Mosquitoes and skaters alike at least see positive sides in the current economic crisis and US housing market meltdown. Abandoned homes in formerly booming suburbs of Fresno, California, provide them with plenty of pools. Mosquitoes like them stagnant and filthy. Skaters prefer them empty and clean. Using Google Earth and property websites to find abandoned properties with drained swimming pools, skaters can use as makeshift skate parks. When the pools are already infested with mosquitoes, skaters drain them using a gas-powered pump. While they may be trespassing, skaters provide a service by eradicating mosquito breeding grounds, a public health hazard since the arrival of the West Nile Virus in Fresno 8 years ago.

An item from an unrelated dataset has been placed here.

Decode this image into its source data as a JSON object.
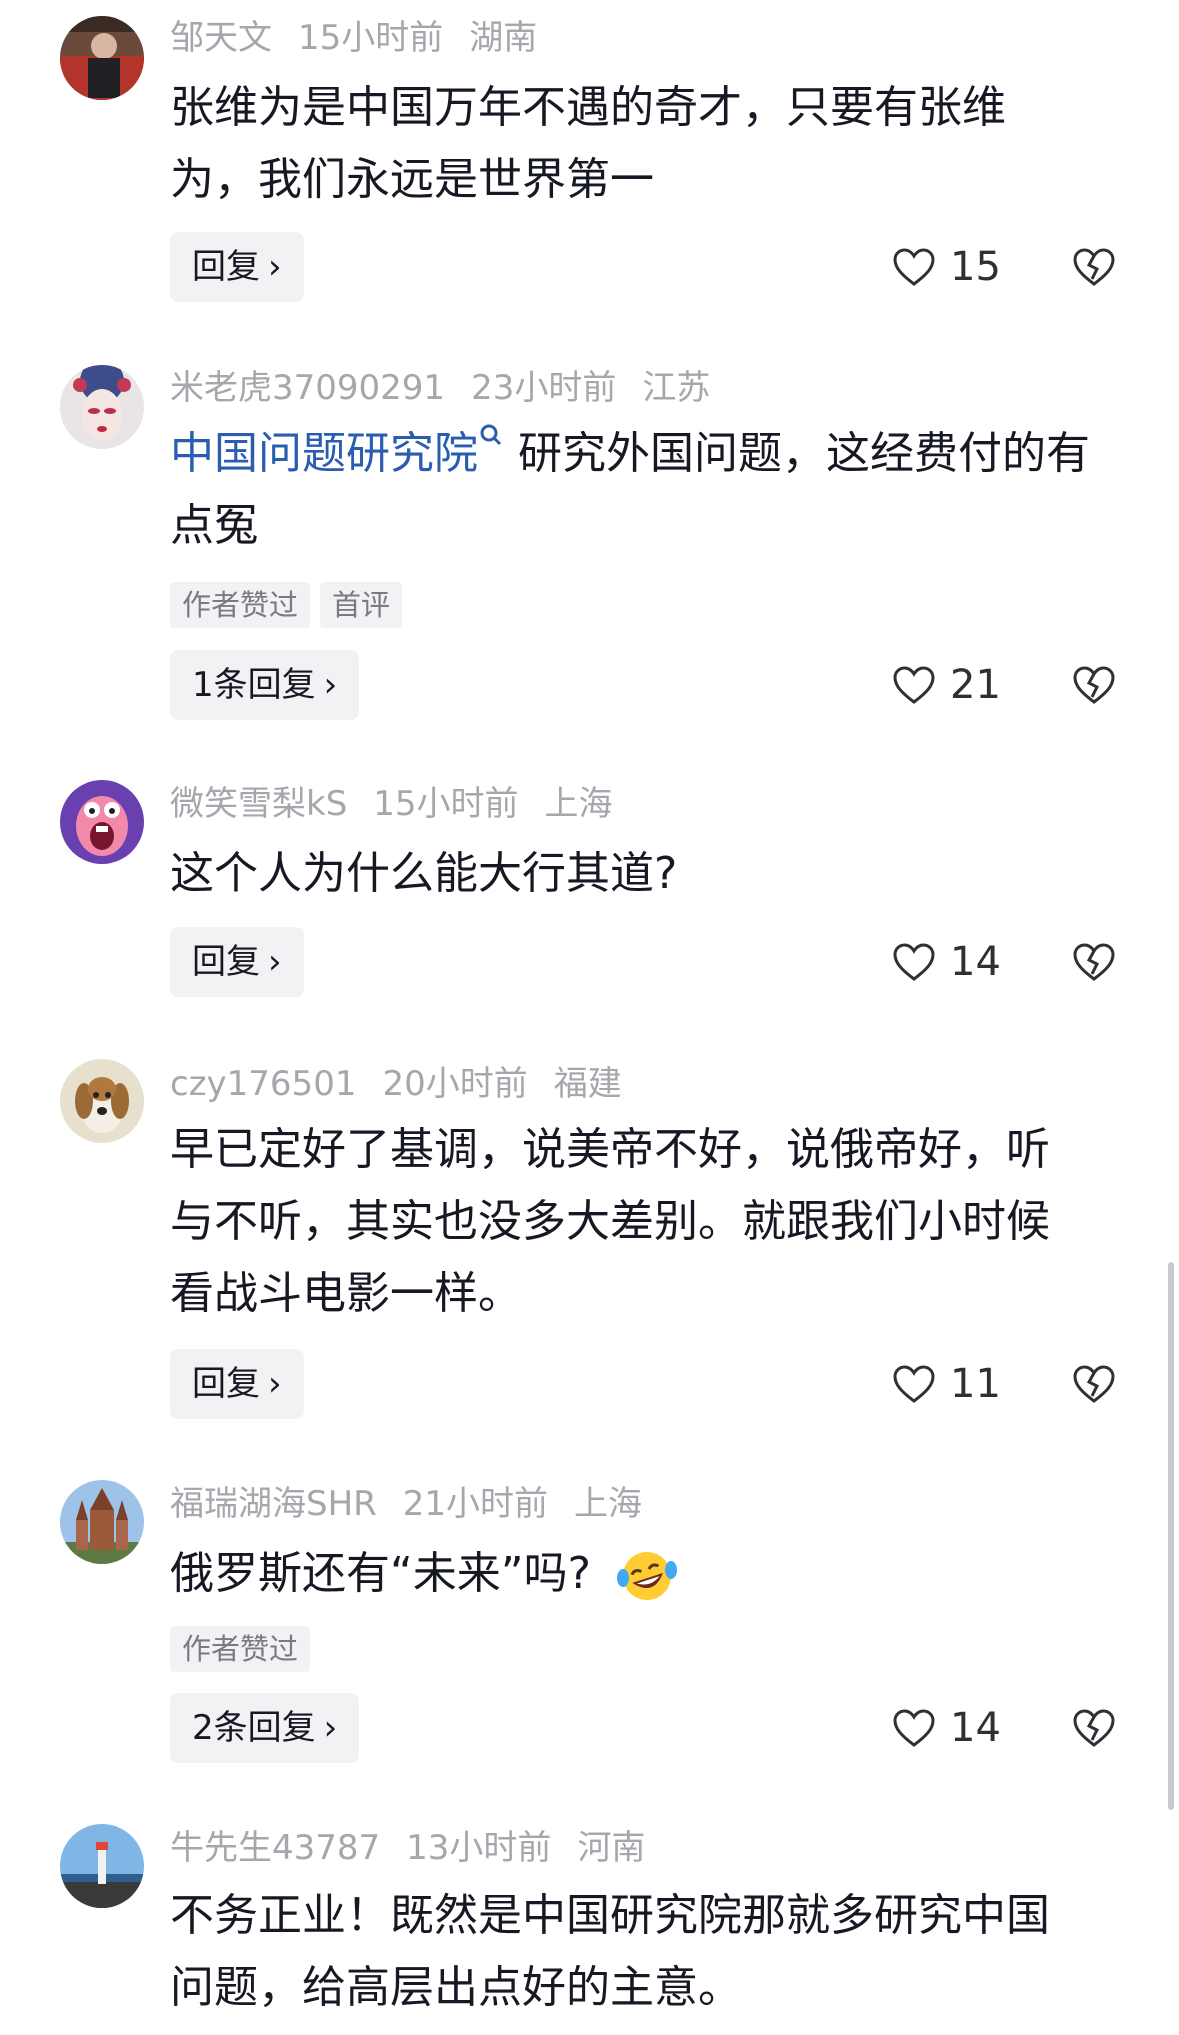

0aanaplesnewsgh.jpgImage Naples news

The Ave Maria community was founded and financed by Roman Catholic philanthropist Tom Monaghan, of Domino’s Pizza fame, favours beliefs consistent with the Roman Catholic faith, including prohibiting the sale of pornography or contraceptives and banning the performance of abortions. There’s a 100-foot tall oratory on its main square and a university established “in the Catholic tradition.”

However, the community still yearns for a proper place of worship. Because of the local diocese’s differences with Monaghan, the consecration of the oratory kept being delayed. The structure finally received dedication in March 2008 but as an oratory, not a church. A crucial distinction since sacred celebrations, such as baptisms, weddings and funerals, typically occur inside churches not oratories. As a result, many of the religious ceremonies are performed outside Ave Maria, in a neighbouring parish that serves low-income Creole and Hispanic Catholic population. Our Lady of Guadalupe has become an unintended meeting place, an unanticipated sub-community.


It seems that, given a choice, most Americans choose to live in a homogenous community over an heterogenous one. However, the suburban landscape of semi-public spaces that exist in between these homogenous communities reveal, here and there, what Interboro calls “spaces of encounter” where diverse social and ethnic groups coexist, interact and generate complex relationships and networks. As the examples above demonstrate, they do not present all the formal properties we usually associate with the Open City but that doesn’t prevent them from fostering rich dynamics. Old recipes for an Open City do not work in the suburbs. What if architects and planners attempted to identify the open, inclusive experience in the course of their everyday lives, and then imagine ways to multiply and enrich those experiences? Could the Open City be subtly slipped into mundane activities that take place in suburbia?

The Community exhibition is given added depth thanks to a dictionary (yes, i know, more text!) called The Arsenal of Exclusion/Inclusion. It consists of 101 “weapons” that architects, project developers, urban planners, politicians and action groups can employ for or against the Open City. The tools are often top-down such as mortgage discrimination, ‘no loitering’ signs, armrest on benches or residential parking permits or they are downright “glitches” such as planning mistakes that inadvertently produce heterogeneity.

0aaliustratin89.jpgA picture illustrating The Arsenal of Exclusion/Inclusion

A model by James Rojas was also included in this section of the exhibition. His “design-based urban planning” embeds the spirit of the Open City. He uses colourful models to demystify the planning process and help members of a community translate conceptual planning ideas into physical forms:


Look what i found on ISSUU! The leaftlet that accompanies the biennale.
Flickr set of the International Architecture Biennale Rotterdam.

Open City: Designing Coexistence of the 4th International Architecture Biennale Rotterdam is on view until 10 January in the Netherlands Architecture Institute (NAI).